- **DIRECTIONS**
Scan the material for the word "location" and copy each line where it occurs.

- **PROVIDED RECORDS**
● ● ● ●
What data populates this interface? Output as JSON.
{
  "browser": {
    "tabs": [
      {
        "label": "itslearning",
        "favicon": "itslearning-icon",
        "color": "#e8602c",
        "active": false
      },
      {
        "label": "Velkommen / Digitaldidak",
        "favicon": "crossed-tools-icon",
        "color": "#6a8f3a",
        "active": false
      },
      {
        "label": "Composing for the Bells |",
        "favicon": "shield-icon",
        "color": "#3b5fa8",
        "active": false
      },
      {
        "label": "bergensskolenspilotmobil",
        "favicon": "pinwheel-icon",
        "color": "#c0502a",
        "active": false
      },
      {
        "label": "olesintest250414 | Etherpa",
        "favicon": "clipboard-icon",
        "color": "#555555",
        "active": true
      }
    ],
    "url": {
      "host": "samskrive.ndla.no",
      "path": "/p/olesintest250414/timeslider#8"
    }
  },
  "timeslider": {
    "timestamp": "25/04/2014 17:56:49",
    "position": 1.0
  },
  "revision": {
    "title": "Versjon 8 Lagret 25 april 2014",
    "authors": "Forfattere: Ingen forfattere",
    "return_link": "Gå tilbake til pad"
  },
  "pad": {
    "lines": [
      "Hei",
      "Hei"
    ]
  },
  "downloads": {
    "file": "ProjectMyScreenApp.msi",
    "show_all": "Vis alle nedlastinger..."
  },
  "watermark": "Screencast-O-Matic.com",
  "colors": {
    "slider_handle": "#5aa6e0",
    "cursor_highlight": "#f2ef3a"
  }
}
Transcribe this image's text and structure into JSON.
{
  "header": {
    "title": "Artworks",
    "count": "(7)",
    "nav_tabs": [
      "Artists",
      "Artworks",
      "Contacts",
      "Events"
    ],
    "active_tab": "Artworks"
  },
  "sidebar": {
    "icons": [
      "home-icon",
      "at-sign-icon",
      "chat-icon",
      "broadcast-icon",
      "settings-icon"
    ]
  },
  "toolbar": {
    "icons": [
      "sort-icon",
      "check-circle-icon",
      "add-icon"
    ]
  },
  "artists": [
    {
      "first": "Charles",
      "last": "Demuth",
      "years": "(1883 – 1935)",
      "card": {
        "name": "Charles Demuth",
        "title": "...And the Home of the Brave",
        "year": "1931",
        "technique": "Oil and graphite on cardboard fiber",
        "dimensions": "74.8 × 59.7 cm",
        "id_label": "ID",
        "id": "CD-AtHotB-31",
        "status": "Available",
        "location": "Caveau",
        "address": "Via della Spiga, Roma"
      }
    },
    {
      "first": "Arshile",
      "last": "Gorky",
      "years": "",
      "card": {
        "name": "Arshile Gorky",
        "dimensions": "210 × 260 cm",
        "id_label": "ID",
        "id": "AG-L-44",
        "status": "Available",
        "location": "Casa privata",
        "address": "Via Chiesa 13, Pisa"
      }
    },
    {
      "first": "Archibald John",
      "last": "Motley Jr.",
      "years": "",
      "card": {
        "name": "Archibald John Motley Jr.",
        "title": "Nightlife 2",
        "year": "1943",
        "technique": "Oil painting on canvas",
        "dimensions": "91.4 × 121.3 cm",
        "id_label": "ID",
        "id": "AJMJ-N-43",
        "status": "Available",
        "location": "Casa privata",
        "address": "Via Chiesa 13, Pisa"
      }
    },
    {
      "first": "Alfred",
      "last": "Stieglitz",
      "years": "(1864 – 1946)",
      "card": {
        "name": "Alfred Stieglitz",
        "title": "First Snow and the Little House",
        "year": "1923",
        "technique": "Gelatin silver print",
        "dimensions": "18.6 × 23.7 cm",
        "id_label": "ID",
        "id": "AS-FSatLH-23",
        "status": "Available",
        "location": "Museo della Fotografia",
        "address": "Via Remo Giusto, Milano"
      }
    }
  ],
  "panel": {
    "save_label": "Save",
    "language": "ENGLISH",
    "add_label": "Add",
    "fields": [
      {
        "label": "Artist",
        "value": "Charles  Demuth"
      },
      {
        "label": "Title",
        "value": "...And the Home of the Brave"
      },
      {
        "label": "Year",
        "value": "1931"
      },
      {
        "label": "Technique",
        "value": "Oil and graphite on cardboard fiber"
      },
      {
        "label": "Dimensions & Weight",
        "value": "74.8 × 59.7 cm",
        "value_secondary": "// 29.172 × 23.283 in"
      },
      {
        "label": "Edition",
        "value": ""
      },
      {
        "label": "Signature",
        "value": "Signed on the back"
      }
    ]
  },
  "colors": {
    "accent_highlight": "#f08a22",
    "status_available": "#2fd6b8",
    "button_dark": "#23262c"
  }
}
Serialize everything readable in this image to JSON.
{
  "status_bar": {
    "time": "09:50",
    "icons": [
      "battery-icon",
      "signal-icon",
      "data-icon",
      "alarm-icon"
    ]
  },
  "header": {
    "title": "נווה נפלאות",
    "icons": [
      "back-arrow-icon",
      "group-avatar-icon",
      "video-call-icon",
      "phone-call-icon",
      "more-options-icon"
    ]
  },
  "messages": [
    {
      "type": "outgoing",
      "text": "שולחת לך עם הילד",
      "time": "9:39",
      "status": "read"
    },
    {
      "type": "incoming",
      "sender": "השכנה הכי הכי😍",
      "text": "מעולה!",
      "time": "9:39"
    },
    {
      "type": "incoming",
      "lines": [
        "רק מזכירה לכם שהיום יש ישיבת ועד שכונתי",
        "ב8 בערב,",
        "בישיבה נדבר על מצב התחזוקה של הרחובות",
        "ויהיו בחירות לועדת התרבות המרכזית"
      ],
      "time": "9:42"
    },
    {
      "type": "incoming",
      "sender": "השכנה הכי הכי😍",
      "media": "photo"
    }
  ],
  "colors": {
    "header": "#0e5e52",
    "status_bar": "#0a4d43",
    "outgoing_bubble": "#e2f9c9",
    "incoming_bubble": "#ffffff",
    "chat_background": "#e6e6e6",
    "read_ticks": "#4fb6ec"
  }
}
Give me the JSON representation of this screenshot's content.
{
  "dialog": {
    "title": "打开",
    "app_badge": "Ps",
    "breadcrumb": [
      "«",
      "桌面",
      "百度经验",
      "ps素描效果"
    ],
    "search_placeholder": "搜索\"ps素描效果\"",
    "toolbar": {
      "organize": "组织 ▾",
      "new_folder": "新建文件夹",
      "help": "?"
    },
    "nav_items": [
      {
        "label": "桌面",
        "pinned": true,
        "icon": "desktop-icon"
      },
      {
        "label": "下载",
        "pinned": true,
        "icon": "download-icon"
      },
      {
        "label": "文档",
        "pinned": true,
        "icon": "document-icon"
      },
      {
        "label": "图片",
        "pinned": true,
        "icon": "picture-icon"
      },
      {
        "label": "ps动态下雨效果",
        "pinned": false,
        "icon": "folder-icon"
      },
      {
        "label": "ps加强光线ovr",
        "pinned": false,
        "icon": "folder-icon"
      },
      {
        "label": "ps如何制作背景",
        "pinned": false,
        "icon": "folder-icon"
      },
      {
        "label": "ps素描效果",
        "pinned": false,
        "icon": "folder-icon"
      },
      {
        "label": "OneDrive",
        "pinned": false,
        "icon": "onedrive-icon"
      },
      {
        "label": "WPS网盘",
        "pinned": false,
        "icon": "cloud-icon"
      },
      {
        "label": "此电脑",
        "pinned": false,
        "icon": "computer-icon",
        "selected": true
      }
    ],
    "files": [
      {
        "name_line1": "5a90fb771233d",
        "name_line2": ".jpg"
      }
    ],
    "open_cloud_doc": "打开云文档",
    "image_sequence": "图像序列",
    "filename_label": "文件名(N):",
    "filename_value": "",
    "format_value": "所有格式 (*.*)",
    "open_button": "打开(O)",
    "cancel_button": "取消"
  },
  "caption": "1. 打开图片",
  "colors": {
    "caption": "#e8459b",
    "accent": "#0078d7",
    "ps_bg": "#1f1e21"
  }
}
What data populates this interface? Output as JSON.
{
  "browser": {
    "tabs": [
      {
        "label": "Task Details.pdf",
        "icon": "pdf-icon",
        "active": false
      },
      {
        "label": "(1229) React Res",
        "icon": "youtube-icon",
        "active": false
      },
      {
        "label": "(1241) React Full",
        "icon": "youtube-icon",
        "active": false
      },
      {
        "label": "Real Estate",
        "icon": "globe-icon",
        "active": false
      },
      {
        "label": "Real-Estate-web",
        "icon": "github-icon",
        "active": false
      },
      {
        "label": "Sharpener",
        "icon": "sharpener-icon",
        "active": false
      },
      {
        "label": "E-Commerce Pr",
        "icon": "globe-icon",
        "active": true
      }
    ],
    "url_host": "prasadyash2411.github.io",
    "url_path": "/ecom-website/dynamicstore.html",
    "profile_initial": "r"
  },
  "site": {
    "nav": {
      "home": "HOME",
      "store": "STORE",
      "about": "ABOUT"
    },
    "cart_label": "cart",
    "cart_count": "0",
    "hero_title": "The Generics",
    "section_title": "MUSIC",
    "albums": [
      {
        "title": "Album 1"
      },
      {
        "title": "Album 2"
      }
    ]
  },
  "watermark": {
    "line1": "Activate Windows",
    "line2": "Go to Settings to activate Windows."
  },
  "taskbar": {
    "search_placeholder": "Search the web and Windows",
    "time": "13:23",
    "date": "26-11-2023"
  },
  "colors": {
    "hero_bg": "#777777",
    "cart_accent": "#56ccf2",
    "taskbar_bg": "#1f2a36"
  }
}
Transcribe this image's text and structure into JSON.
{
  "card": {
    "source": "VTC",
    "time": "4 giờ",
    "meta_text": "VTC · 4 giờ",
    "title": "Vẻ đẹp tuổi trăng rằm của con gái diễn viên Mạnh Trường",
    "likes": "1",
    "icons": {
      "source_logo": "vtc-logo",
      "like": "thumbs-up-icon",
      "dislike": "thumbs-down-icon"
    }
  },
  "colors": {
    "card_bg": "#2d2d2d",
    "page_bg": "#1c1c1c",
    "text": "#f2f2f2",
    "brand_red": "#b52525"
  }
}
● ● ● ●
- **EXPECTED OUTPUT**
        "location": "Caveau",
        "location": "Casa privata",
        "location": "Casa privata",
        "location": "Museo della Fotografia",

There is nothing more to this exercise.